Ex-Congressman Eric Massa was going to do two interviews, and the first would be on television that afternoon, on Fox's Glenn Beck show.
I waited for Massa to become a Congressional Whistleblower. It didn't happen.
I rationalized this, work-wise, since one of my long-term projects is working with a book editor and an author on a whistleblower memoir (easiest way to describe it, "Enron-esque") and if Massa was going to jump onto a live TV show to be a Congressional Whistleblower on some mysterious corruption stuff, well - there was some sorta work correlation there. Sorta.
Nothing much happened during this Hour of Massa, however, whistleblower-wise. Beck looked as disappointed and frustrated as those Congressmen during the Michael Corleone hearings, where the brother from Italy appears in the room, sitting next to Michael and suddenly, the snitch knows noottthhhing. Remember that? Godfather II. Great movie.
Then I Saw the Survival Seed Company Commercial During the Glenn Beck Show
What got me during the show were the commercials. Lots of gold sales, that's not new. But for the first time, I saw an ad for SEEDS. That's right. Seeds, as in gardening. And, they weren't promoting the seeds for the beauty of the fruit, or the nutrition of the vegetables, or the size of the blooms. Nope. They were trying to sell me these special seeds as BARTER. Better barter than gold, in case of Doomsday here in the USA. The company is the Survival Seed Bank, and when I surfed around about them this morning, I found that others are pondering this event, too. Places like BoingBoing and Steve Pendlebury over at AOLNews.

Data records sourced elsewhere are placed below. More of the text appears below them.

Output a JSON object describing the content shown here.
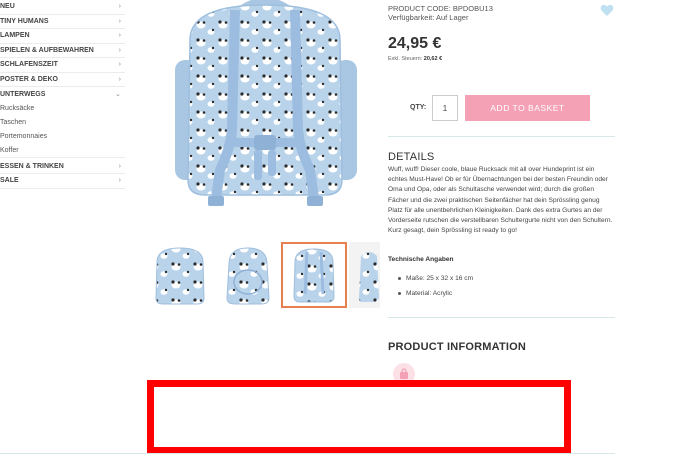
{
  "sidebar": {
    "items": [
      {
        "label": "NEU",
        "chevron": "›"
      },
      {
        "label": "TINY HUMANS",
        "chevron": "›"
      },
      {
        "label": "LAMPEN",
        "chevron": "›"
      },
      {
        "label": "SPIELEN & AUFBEWAHREN",
        "chevron": "›"
      },
      {
        "label": "SCHLAFENSZEIT",
        "chevron": "›"
      },
      {
        "label": "POSTER & DEKO",
        "chevron": "›"
      },
      {
        "label": "UNTERWEGS",
        "chevron": "⌄"
      }
    ],
    "sub_items": [
      "Rucksäcke",
      "Taschen",
      "Portemonnaies",
      "Koffer"
    ],
    "items_after": [
      {
        "label": "ESSEN & TRINKEN",
        "chevron": "›"
      },
      {
        "label": "SALE",
        "chevron": "›"
      }
    ]
  },
  "product": {
    "code": "PRODUCT CODE: BPDOBU13",
    "availability": "Verfügbarkeit: Auf Lager",
    "price": "24,95 €",
    "excl_label": "Exkl. Steuern:",
    "excl_value": "20,62 €",
    "qty_label": "QTY:",
    "qty_value": "1",
    "add_to_basket": "ADD TO BASKET"
  },
  "details": {
    "heading": "DETAILS",
    "description": "Wuff, wuff! Dieser coole, blaue Rucksack mit all over Hundeprint ist ein echtes Must-Have! Ob er für Übernachtungen bei der besten Freundin oder Oma und Opa, oder als Schultasche verwendet wird; durch die großen Fächer und die zwei praktischen Seitenfächer hat dein Sprössling genug Platz für alle unentbehrlichen Kleinigkeiten. Dank des extra Gurtes an der Vorderseite rutschen die verstellbaren Schultergurte nicht von den Schultern. Kurz gesagt, dein Sprössling ist ready to go!",
    "tech_title": "Technische Angaben",
    "specs": [
      "Maße: 25 x 32 x 16 cm",
      "Material: Acrylic"
    ]
  },
  "info": {
    "heading": "PRODUCT INFORMATION"
  },
  "colors": {
    "accent_pink": "#f4a1b6",
    "backpack_blue": "#b9d3ea",
    "active_thumb_border": "#e87f4f",
    "highlight_red": "#ff0000"
  },
  "icons": {
    "heart": "heart-icon",
    "info": "pink-bag-icon"
  }
}
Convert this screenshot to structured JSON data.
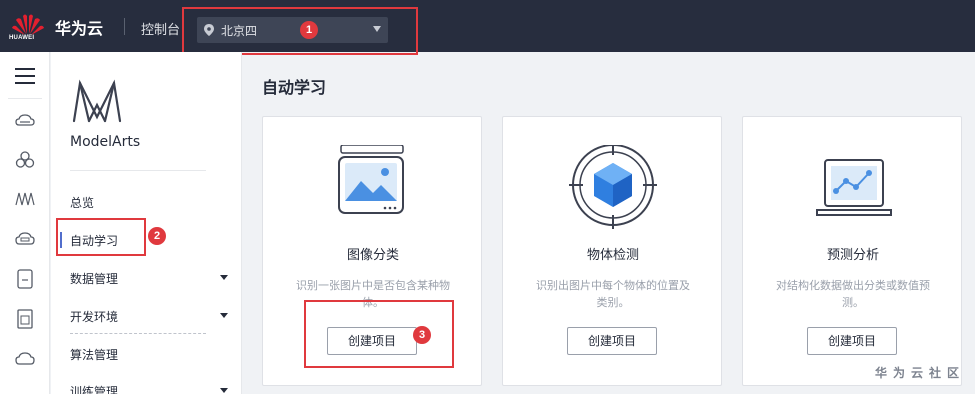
{
  "header": {
    "logo_text": "HUAWEI",
    "brand": "华为云",
    "console": "控制台",
    "region": "北京四"
  },
  "callouts": {
    "one": "1",
    "two": "2",
    "three": "3"
  },
  "sidebar": {
    "service_name": "ModelArts",
    "items": [
      {
        "label": "总览"
      },
      {
        "label": "自动学习"
      },
      {
        "label": "数据管理"
      },
      {
        "label": "开发环境"
      },
      {
        "label": "算法管理"
      },
      {
        "label": "训练管理"
      }
    ]
  },
  "main": {
    "title": "自动学习",
    "cards": [
      {
        "title": "图像分类",
        "desc": "识别一张图片中是否包含某种物体。",
        "button": "创建项目",
        "icon": "image-classification-icon"
      },
      {
        "title": "物体检测",
        "desc": "识别出图片中每个物体的位置及类别。",
        "button": "创建项目",
        "icon": "object-detection-icon"
      },
      {
        "title": "预测分析",
        "desc": "对结构化数据做出分类或数值预测。",
        "button": "创建项目",
        "icon": "predictive-analytics-icon"
      }
    ]
  },
  "watermark": "华为云社区",
  "colors": {
    "topbar": "#272d3e",
    "accent": "#526ecc",
    "callout": "#e0393e"
  }
}
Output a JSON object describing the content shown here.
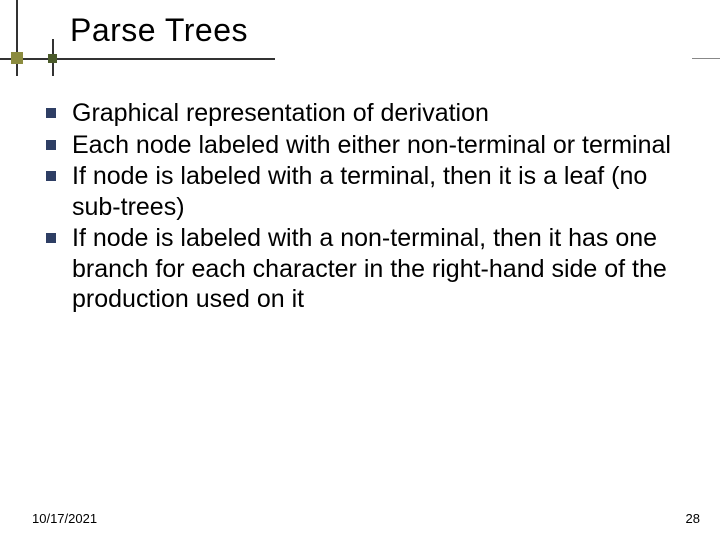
{
  "title": "Parse Trees",
  "bullets": [
    "Graphical representation of derivation",
    "Each node labeled with either non-terminal or terminal",
    "If node is labeled with a terminal, then it is a leaf (no sub-trees)",
    "If node is labeled with a non-terminal, then it has one branch for each character in the right-hand side of the production used on it"
  ],
  "footer": {
    "date": "10/17/2021",
    "page": "28"
  }
}
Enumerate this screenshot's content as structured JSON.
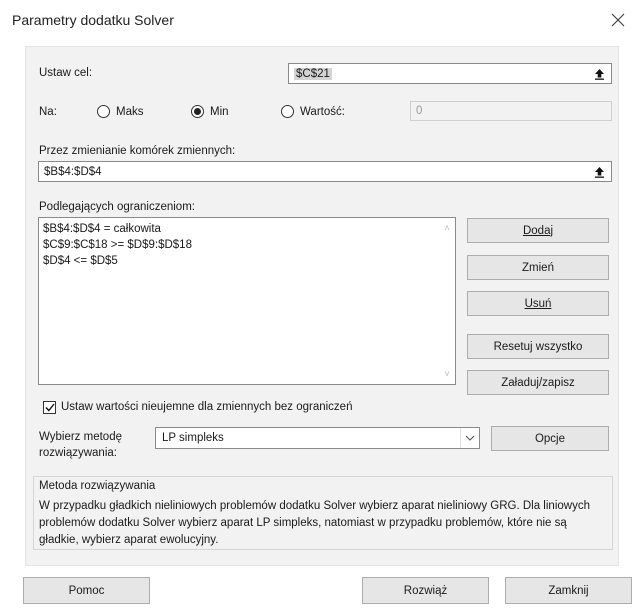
{
  "window": {
    "title": "Parametry dodatku Solver"
  },
  "objective": {
    "label": "Ustaw cel:",
    "value": "$C$21"
  },
  "to": {
    "label": "Na:",
    "options": [
      {
        "label": "Maks",
        "selected": false
      },
      {
        "label": "Min",
        "selected": true
      },
      {
        "label": "Wartość:",
        "selected": false
      }
    ],
    "value_field": "0"
  },
  "variables": {
    "label": "Przez zmienianie komórek zmiennych:",
    "value": "$B$4:$D$4"
  },
  "constraints": {
    "label": "Podlegających ograniczeniom:",
    "items": [
      "$B$4:$D$4 = całkowita",
      "$C$9:$C$18 >= $D$9:$D$18",
      "$D$4 <= $D$5"
    ]
  },
  "constraint_buttons": {
    "add": "Dodaj",
    "change": "Zmień",
    "delete": "Usuń",
    "reset": "Resetuj wszystko",
    "load_save": "Załaduj/zapisz"
  },
  "nonneg": {
    "label": "Ustaw wartości nieujemne dla zmiennych bez ograniczeń",
    "checked": true
  },
  "method": {
    "label_line1": "Wybierz metodę",
    "label_line2": "rozwiązywania:",
    "selected": "LP simpleks",
    "options_button": "Opcje"
  },
  "method_info": {
    "title": "Metoda rozwiązywania",
    "line1": "W przypadku gładkich nieliniowych problemów dodatku Solver wybierz aparat nieliniowy GRG. Dla liniowych",
    "line2": "problemów dodatku Solver wybierz aparat LP simpleks, natomiast w przypadku problemów, które nie są",
    "line3": "gładkie, wybierz aparat ewolucyjny."
  },
  "footer": {
    "help": "Pomoc",
    "solve": "Rozwiąż",
    "close": "Zamknij"
  },
  "icons": {
    "close": "close-icon",
    "collapse": "collapse-arrow-icon",
    "dropdown": "chevron-down-icon",
    "check": "check-icon"
  }
}
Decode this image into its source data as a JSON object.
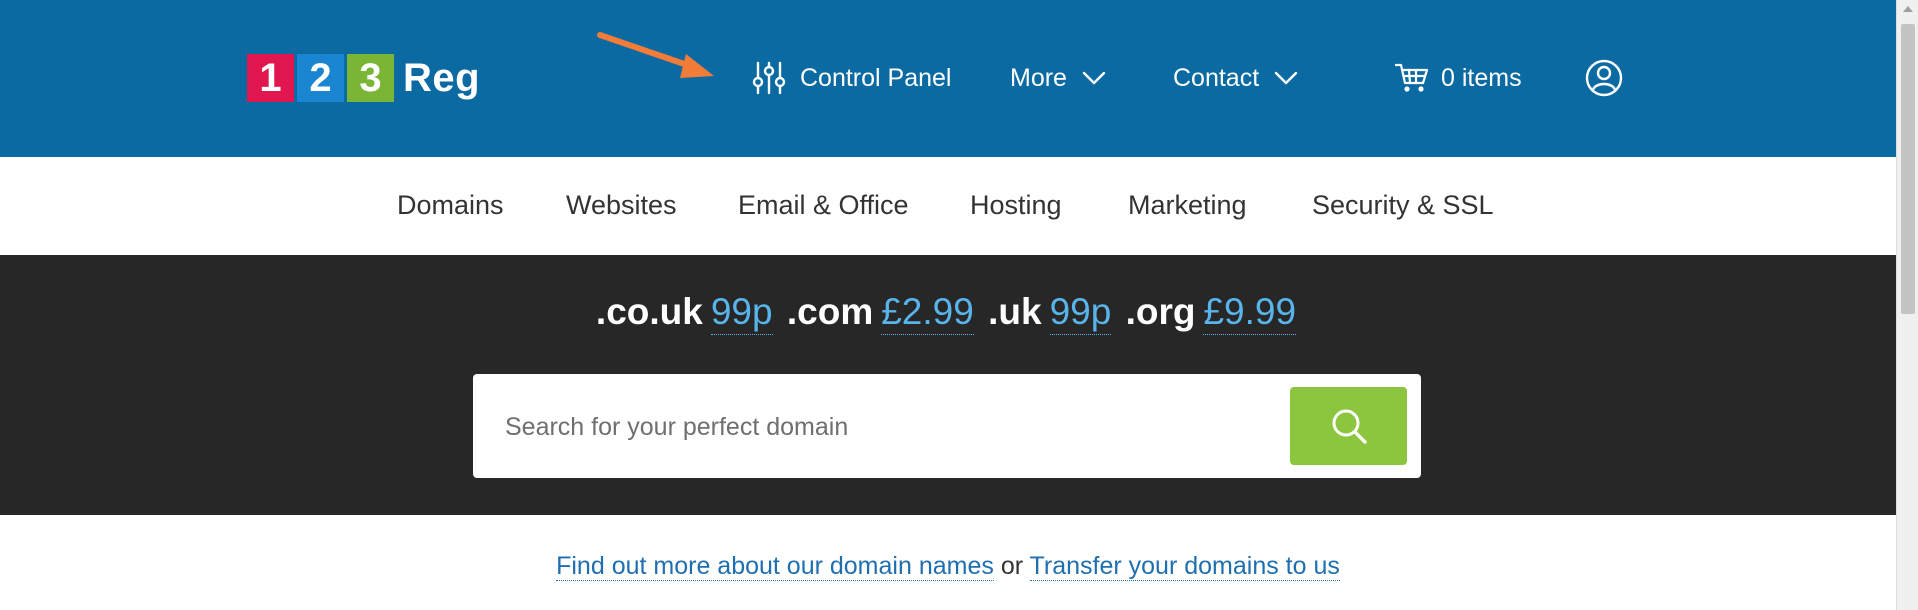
{
  "logo": {
    "digits": [
      "1",
      "2",
      "3"
    ],
    "word": "Reg",
    "colors": [
      "#e2164f",
      "#1a86d1",
      "#7ab536"
    ]
  },
  "header": {
    "control_panel": "Control Panel",
    "more": "More",
    "contact": "Contact",
    "cart": "0 items",
    "bg_color": "#0a6aa1"
  },
  "subnav": {
    "items": [
      "Domains",
      "Websites",
      "Email & Office",
      "Hosting",
      "Marketing",
      "Security & SSL"
    ]
  },
  "promo": {
    "tlds": [
      {
        "tld": ".co.uk",
        "price": "99p"
      },
      {
        "tld": ".com",
        "price": "£2.99"
      },
      {
        "tld": ".uk",
        "price": "99p"
      },
      {
        "tld": ".org",
        "price": "£9.99"
      }
    ],
    "price_color": "#58b4ea"
  },
  "search": {
    "placeholder": "Search for your perfect domain",
    "value": "",
    "button_color": "#8cc63f"
  },
  "footer": {
    "link1": "Find out more about our domain names",
    "connector": "or",
    "link2": "Transfer your domains to us"
  },
  "annotation": {
    "arrow_color": "#f27c38"
  },
  "icons": [
    "sliders-icon",
    "chevron-down-icon",
    "cart-icon",
    "user-icon",
    "search-icon"
  ]
}
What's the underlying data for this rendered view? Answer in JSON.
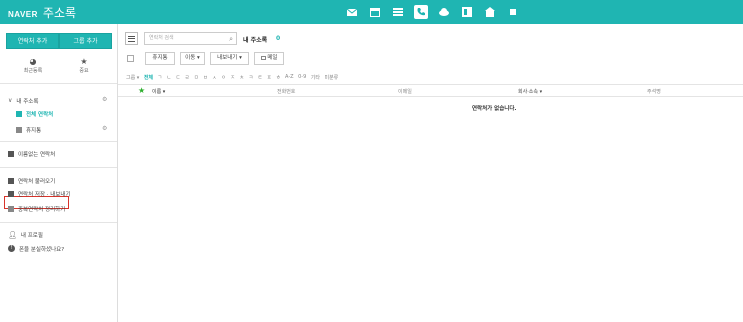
{
  "header": {
    "logo": "NAVER",
    "service": "주소록",
    "apps": [
      {
        "name": "mail-icon",
        "active": false
      },
      {
        "name": "calendar-icon",
        "active": false
      },
      {
        "name": "list-icon",
        "active": false
      },
      {
        "name": "contacts-icon",
        "active": true
      },
      {
        "name": "cloud-icon",
        "active": false
      },
      {
        "name": "office-icon",
        "active": false
      },
      {
        "name": "home-icon",
        "active": false
      },
      {
        "name": "more-icon",
        "active": false
      }
    ]
  },
  "sidebar": {
    "add_contact": "연락처 추가",
    "add_group": "그룹 추가",
    "quick": [
      {
        "icon": "clock-icon",
        "label": "최근등록"
      },
      {
        "icon": "star-icon",
        "label": "중요"
      }
    ],
    "my_book": "내 주소록",
    "items": {
      "all": "전체 연락처",
      "trash": "휴지통",
      "no_name": "이름없는 연락처",
      "import": "연락처 불러오기",
      "export": "연락처 저장 · 내보내기",
      "duplicate": "중복연락처 정리하기",
      "profile": "내 프로필",
      "lost_phone": "폰을 분실하셨나요?"
    }
  },
  "main": {
    "search_placeholder": "연락처 검색",
    "title": "내 주소록",
    "count": "0",
    "toolbar": {
      "delete": "휴지통",
      "move": "이동 ▾",
      "export": "내보내기 ▾",
      "mail": "메일"
    },
    "filters": [
      "그룹 ▾",
      "전체",
      "ㄱ",
      "ㄴ",
      "ㄷ",
      "ㄹ",
      "ㅁ",
      "ㅂ",
      "ㅅ",
      "ㅇ",
      "ㅈ",
      "ㅊ",
      "ㅋ",
      "ㅌ",
      "ㅍ",
      "ㅎ",
      "A-Z",
      "0-9",
      "기타",
      "미분류"
    ],
    "columns": {
      "name": "이름 ▾",
      "phone": "전화번호",
      "email": "이메일",
      "company": "회사·소속 ▾",
      "memo": "주석명"
    },
    "empty_message": "연락처가 없습니다."
  },
  "colors": {
    "accent": "#1fb5b2",
    "highlight": "#d8332a",
    "star": "#2dae2d"
  }
}
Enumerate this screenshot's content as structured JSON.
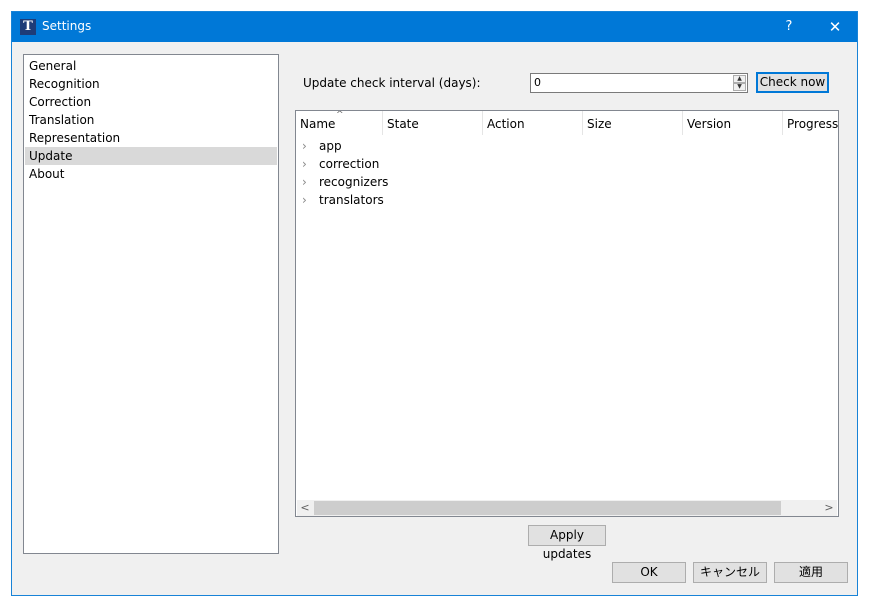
{
  "window": {
    "title": "Settings",
    "help": "?",
    "close": "✕",
    "icon_letter": "T"
  },
  "nav": {
    "items": [
      "General",
      "Recognition",
      "Correction",
      "Translation",
      "Representation",
      "Update",
      "About"
    ],
    "selected": "Update"
  },
  "update": {
    "interval_label": "Update check interval (days):",
    "interval_value": "0",
    "check_now": "Check now",
    "columns": [
      "Name",
      "State",
      "Action",
      "Size",
      "Version",
      "Progress"
    ],
    "rows": [
      "app",
      "correction",
      "recognizers",
      "translators"
    ],
    "apply_updates": "Apply updates"
  },
  "footer": {
    "ok": "OK",
    "cancel": "キャンセル",
    "apply": "適用"
  },
  "colors": {
    "titlebar": "#0078d7",
    "selected_nav": "#d9d9d9",
    "dialog_bg": "#f0f0f0"
  }
}
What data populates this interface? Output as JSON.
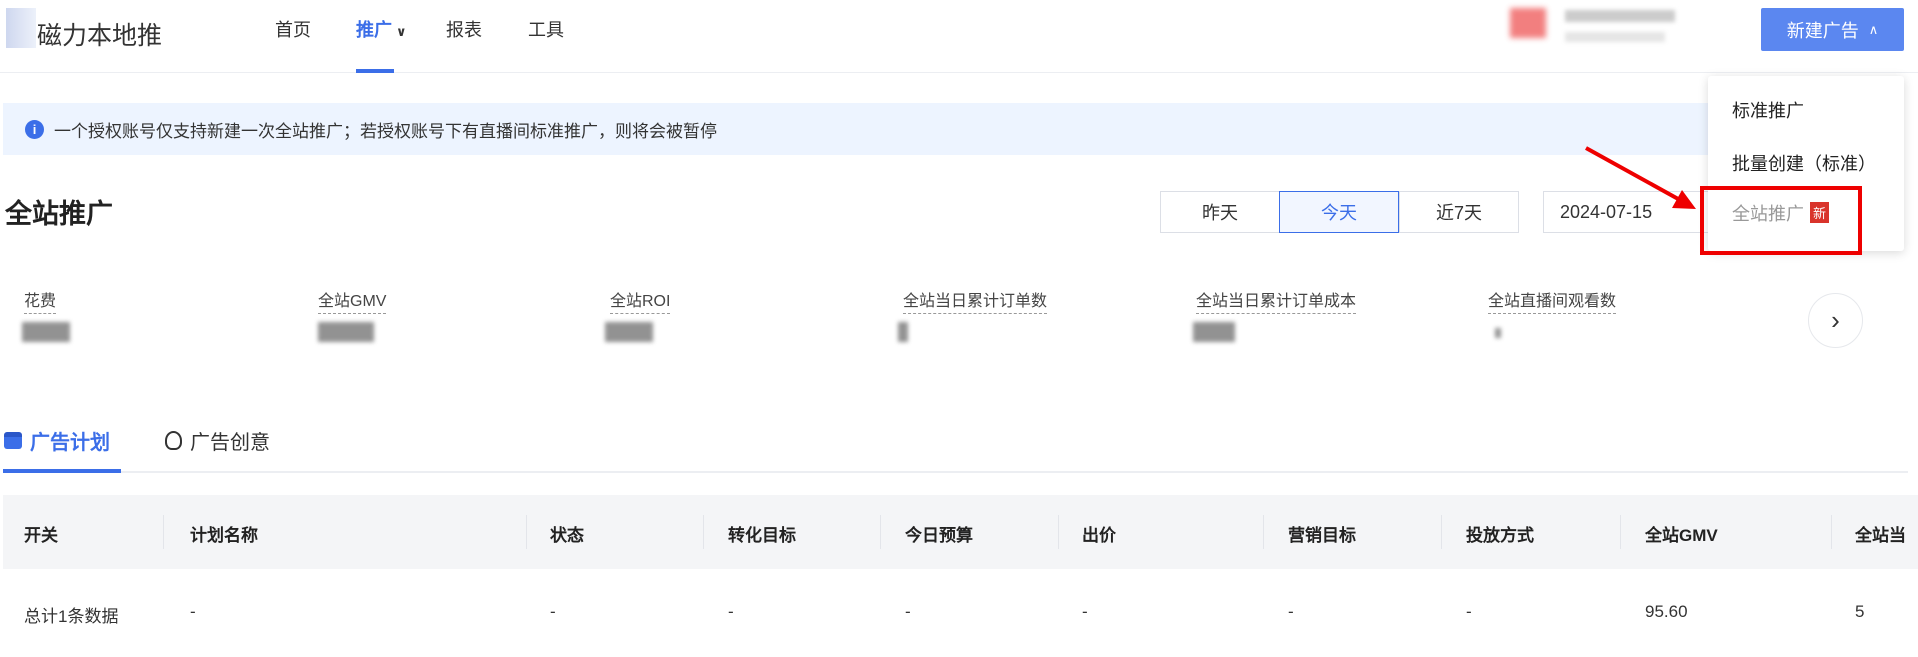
{
  "header": {
    "logo_text": "磁力本地推",
    "nav": [
      {
        "label": "首页"
      },
      {
        "label": "推广",
        "active": true,
        "chevron": "chevron-down-icon"
      },
      {
        "label": "报表"
      },
      {
        "label": "工具"
      }
    ],
    "new_ad_button": "新建广告"
  },
  "dropdown": {
    "items": [
      {
        "label": "标准推广"
      },
      {
        "label": "批量创建（标准）"
      },
      {
        "label": "全站推广",
        "badge": "新",
        "highlighted": true
      }
    ]
  },
  "banner": {
    "text": "一个授权账号仅支持新建一次全站推广；若授权账号下有直播间标准推广，则将会被暂停"
  },
  "page": {
    "title": "全站推广",
    "date_ranges": [
      "昨天",
      "今天",
      "近7天"
    ],
    "active_range": "今天",
    "date_value": "2024-07-15"
  },
  "metrics": [
    {
      "label": "花费"
    },
    {
      "label": "全站GMV"
    },
    {
      "label": "全站ROI"
    },
    {
      "label": "全站当日累计订单数"
    },
    {
      "label": "全站当日累计订单成本"
    },
    {
      "label": "全站直播间观看数"
    }
  ],
  "tabs": [
    {
      "label": "广告计划",
      "active": true
    },
    {
      "label": "广告创意"
    }
  ],
  "table": {
    "columns": [
      "开关",
      "计划名称",
      "状态",
      "转化目标",
      "今日预算",
      "出价",
      "营销目标",
      "投放方式",
      "全站GMV",
      "全站当"
    ],
    "rows": [
      [
        "总计1条数据",
        "-",
        "-",
        "-",
        "-",
        "-",
        "-",
        "-",
        "95.60",
        "5"
      ]
    ]
  },
  "colors": {
    "accent": "#3b6ee8",
    "button": "#5b87f0",
    "highlight": "#ee0000",
    "badge": "#d9342b"
  }
}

Later, I'm Reading Lisa Scottoline's new book, Why My Third Husband Will Be a Dog, laughing away ....
Skip to evening. Look, the truth is that most of my time is spent reading or writing, I'm such a dull girl, and last evening, I was reading through Lisa Scottoline's new book, Why My Third Husband Will Be A Dog.
This is one hilarious book - it's a collection of essays from Lisa Scottoline's "Chick Wit" column at the Philidelphia Inquirer. Funny, funny stuff. (Read or listen to some of this book here.)
And suddenly, Lisa S is writing about going to a website -- she provides the reader with its address in the book, it's http://www.whatsyourrq.org/ , and writes about taking the test and finding she's zero on the scale (and the average American scores a 4).
The Readiness Quotient Test
Wow. Oh, yeah, sure -- of course, I'm going to go over there and take the test. At the site, I'm told that its the first test of its kind, to let me and other Americans evaluate their readiness for all sorts of disasters -- they mention natural disasters and terrorist attacks -- as well as providing info on what I/we need to do ... to be ready.
(Lisa Scottoline is particularly funny answering the question, ready for what? Check out the essay "Disasterous" in the book. Page 191.)
Here's what I'm pondering: how afraid are we Americans today?
We've got commercials about seeds for barter, we've got a great writer - humor and thriller - describing her experiences with a Readiness Quotient.
I don't want to be a lemming. Neither do I want to be the proverbial frog who is placed in the pot of cold water and dies rather than jump out when the water heats to boiling. What I do know: fear is a dangerous thing. Clouds your thinking, monkeys with your response, all sorts of destructive things both individually and collectively arise from a spirit of fear.
I haven't finished pondering all this, but I thought I'd share this much with you today, Dear Reader. Fear is a powerful, sneaky enemy of which we should all be aware. Looks like it's here.
Image: The Scream. Edvard Munch 1893, from PublicDomainClipArt.